How might accurately predicting crop harvests help curb malnutrition? Lillian Kay Petersen, a 17-year old from Los Alamos, N.M., has created a tool that's intended to do that.
First, she analyzed daily satellite imagery on known domestic crop data. Then she applied that data to countries in Africa and successfully predicted crop yields.
Petersen's project won her first place and $250,000 in the Regeneron Science Talent Search on Wednesday night. It's one of the most prestigious science and math competitions for high school seniors.
Inspired by her siblings, Petersen created a scientific model that could reduce food insecurity.
"Nine years ago, my family adopted my three younger siblings, all of whom faced food insecurity in their childhoods." Petersen said. "I have watched my younger siblings struggle with the lifelong effects of malnutrition."
After reading about a devastating 2015 drought in Ethiopia, she put her computer science skills to use.
"I wanted to find a way to help aid organizations monitor crop conditions as droughts evolve, to help them respond to food crises with a better time to help children so that they don't face malnutrition and lifelong consequences," she tells NPR.
During her sophomore year of high school, she began monitoring droughts in Africa using satellite imagery.

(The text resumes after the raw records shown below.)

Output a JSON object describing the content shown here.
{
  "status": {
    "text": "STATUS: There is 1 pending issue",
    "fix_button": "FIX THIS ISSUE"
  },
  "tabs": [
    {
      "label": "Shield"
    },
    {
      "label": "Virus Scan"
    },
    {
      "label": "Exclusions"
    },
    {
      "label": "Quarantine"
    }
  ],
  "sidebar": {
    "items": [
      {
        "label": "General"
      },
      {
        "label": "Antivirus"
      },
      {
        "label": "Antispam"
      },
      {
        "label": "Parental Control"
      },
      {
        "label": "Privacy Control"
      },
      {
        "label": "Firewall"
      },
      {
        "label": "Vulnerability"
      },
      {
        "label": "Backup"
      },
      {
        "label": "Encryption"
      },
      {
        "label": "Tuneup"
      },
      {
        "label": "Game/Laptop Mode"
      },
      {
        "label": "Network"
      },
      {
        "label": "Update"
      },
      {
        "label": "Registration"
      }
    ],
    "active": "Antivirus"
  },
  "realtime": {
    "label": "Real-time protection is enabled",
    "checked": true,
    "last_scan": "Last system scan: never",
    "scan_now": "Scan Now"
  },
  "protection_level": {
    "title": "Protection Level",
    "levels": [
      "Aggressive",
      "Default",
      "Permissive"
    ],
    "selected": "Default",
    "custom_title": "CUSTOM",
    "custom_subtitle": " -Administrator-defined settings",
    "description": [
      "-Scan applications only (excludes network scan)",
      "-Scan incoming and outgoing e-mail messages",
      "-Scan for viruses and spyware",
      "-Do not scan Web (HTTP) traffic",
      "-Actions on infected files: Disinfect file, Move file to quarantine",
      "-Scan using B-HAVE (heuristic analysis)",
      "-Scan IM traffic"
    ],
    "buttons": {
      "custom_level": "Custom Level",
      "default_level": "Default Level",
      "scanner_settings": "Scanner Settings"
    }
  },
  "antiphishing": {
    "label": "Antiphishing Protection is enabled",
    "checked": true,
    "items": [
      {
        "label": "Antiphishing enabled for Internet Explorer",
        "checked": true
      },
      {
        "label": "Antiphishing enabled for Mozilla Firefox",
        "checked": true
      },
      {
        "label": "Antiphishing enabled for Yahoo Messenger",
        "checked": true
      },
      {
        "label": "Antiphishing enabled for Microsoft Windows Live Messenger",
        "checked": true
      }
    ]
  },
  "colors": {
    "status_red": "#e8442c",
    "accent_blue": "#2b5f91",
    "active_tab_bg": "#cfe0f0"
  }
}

Less than two years later, she published her first paper on the subject in a peer-reviewed journal. She recently met with the International Food Policy Research Institute to discuss the global pandemic and its effects on crop production in Africa.
She plans to continue her studies at Harvard this fall.
Petersen was among 40 finalists in the Regeneron competition whose math and science research projects were judged by leading scientists. Second place went to Jagdeep Bhatia, 18, of Green Brook, N.J. for developing machine-learning algorithms. Third place went to Brendan Crotty, 18, of Muskogee, Okla., for his project aimed at reducing emissions in industrial gas burners.
DAVID GREENE, HOST:
So high school seniors have missed out on so much this year - no prom, no traditional graduation ceremonies. And who knows what college is going to look like this fall? But that has not stopped some of them from trying to solve the world's biggest challenges.
LILLIAN KAY PETERSEN: I created a model to predict crop yields in every country in Africa three to four months before the harvest using satellite imagery.
STEVE INSKEEP, HOST:
Seventeen-year-old Lillian Kay Petersen lives in Los Alamos, N.M. And you are doing this - right? - also trying to figure out crop yields in Africa during the pandemic? She's hoping her scientific model could help to end food insecurity. The inspiration for this goal was her siblings.
PETERSEN: Nine years ago, my family adopted my three younger siblings, all of whom faced food insecurity in their childhoods. I have watched my younger siblings struggle with the lifelong effects of malnutrition.
GREENE: She started monitoring droughts in Africa using satellite imagery during her sophomore year. And less than two years later, she published her first paper on the subject in a peer-reviewed journal.
INSKEEP: As if that wasn't impressive enough, she's just won one of the most prestigious STEM competitions for high school seniors in the country, the Regeneron Science Talent Search 2020.
(SOUNDBITE OF ARCHIVED RECORDING)
UNIDENTIFIED ANNOUNCER: And the first-place winner and the recipient of a $250,000 award, from Los Alamos High School in Los Alamos, N.M., Lillian Kay Petersen.
PETERSEN: I honestly don't think anything was going through my head except, what? - and, wow, because I was just so blown away. I had trouble comprehending what was happening. I heard my name called, but it took a few seconds to realize that it had been called after first place.
GREENE: Lillian Kay Petersen, who is now continuing her studies at Harvard University. Transcript provided by NPR, Copyright NPR.